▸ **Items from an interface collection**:
-*-*-

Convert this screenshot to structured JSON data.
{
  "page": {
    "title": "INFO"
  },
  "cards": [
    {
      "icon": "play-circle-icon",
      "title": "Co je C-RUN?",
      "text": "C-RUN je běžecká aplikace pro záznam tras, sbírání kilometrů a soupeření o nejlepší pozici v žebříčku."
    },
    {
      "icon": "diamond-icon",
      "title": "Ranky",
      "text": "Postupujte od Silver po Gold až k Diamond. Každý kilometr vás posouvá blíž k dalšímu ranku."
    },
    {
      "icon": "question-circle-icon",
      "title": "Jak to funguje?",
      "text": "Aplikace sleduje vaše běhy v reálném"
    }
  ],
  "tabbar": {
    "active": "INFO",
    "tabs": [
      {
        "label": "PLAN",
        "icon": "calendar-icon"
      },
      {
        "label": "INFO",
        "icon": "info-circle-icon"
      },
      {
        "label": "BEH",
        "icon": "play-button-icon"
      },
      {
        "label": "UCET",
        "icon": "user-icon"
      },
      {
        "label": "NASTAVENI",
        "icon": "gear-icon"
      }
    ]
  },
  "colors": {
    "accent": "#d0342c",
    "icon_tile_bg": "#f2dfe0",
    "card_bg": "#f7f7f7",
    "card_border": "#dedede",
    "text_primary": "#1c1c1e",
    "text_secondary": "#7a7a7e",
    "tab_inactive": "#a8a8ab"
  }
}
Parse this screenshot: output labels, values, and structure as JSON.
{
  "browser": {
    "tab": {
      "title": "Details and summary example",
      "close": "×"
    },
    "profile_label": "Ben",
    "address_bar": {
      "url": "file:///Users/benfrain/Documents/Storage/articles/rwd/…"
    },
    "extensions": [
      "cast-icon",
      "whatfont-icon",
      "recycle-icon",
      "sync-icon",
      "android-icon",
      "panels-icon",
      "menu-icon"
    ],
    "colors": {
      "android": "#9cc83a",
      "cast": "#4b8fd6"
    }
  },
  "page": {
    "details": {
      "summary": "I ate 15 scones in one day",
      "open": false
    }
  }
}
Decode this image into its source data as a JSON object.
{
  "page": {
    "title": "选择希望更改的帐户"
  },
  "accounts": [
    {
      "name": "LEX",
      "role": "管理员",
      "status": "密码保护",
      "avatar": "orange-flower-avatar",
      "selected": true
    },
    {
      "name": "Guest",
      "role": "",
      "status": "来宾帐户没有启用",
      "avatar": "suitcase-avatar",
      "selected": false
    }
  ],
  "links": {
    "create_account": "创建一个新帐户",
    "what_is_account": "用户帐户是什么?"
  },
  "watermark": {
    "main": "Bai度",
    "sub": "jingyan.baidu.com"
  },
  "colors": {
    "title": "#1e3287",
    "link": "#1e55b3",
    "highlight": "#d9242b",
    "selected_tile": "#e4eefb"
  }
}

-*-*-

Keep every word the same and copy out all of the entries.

Convert this screenshot to structured JSON data.
{
  "page": {
    "title": "INFO"
  },
  "cards": [
    {
      "icon": "play-circle-icon",
      "title": "Co je C-RUN?",
      "text": "C-RUN je běžecká aplikace pro záznam tras, sbírání kilometrů a soupeření o nejlepší pozici v žebříčku."
    },
    {
      "icon": "diamond-icon",
      "title": "Ranky",
      "text": "Postupujte od Silver po Gold až k Diamond. Každý kilometr vás posouvá blíž k dalšímu ranku."
    },
    {
      "icon": "question-circle-icon",
      "title": "Jak to funguje?",
      "text": "Aplikace sleduje vaše běhy v reálném"
    }
  ],
  "tabbar": {
    "active": "INFO",
    "tabs": [
      {
        "label": "PLAN",
        "icon": "calendar-icon"
      },
      {
        "label": "INFO",
        "icon": "info-circle-icon"
      },
      {
        "label": "BEH",
        "icon": "play-button-icon"
      },
      {
        "label": "UCET",
        "icon": "user-icon"
      },
      {
        "label": "NASTAVENI",
        "icon": "gear-icon"
      }
    ]
  },
  "colors": {
    "accent": "#d0342c",
    "icon_tile_bg": "#f2dfe0",
    "card_bg": "#f7f7f7",
    "card_border": "#dedede",
    "text_primary": "#1c1c1e",
    "text_secondary": "#7a7a7e",
    "tab_inactive": "#a8a8ab"
  }
}
Parse this screenshot: output labels, values, and structure as JSON.
{
  "browser": {
    "tab": {
      "title": "Details and summary example",
      "close": "×"
    },
    "profile_label": "Ben",
    "address_bar": {
      "url": "file:///Users/benfrain/Documents/Storage/articles/rwd/…"
    },
    "extensions": [
      "cast-icon",
      "whatfont-icon",
      "recycle-icon",
      "sync-icon",
      "android-icon",
      "panels-icon",
      "menu-icon"
    ],
    "colors": {
      "android": "#9cc83a",
      "cast": "#4b8fd6"
    }
  },
  "page": {
    "details": {
      "summary": "I ate 15 scones in one day",
      "open": false
    }
  }
}
Decode this image into its source data as a JSON object.
{
  "page": {
    "title": "选择希望更改的帐户"
  },
  "accounts": [
    {
      "name": "LEX",
      "role": "管理员",
      "status": "密码保护",
      "avatar": "orange-flower-avatar",
      "selected": true
    },
    {
      "name": "Guest",
      "role": "",
      "status": "来宾帐户没有启用",
      "avatar": "suitcase-avatar",
      "selected": false
    }
  ],
  "links": {
    "create_account": "创建一个新帐户",
    "what_is_account": "用户帐户是什么?"
  },
  "watermark": {
    "main": "Bai度",
    "sub": "jingyan.baidu.com"
  },
  "colors": {
    "title": "#1e3287",
    "link": "#1e55b3",
    "highlight": "#d9242b",
    "selected_tile": "#e4eefb"
  }
}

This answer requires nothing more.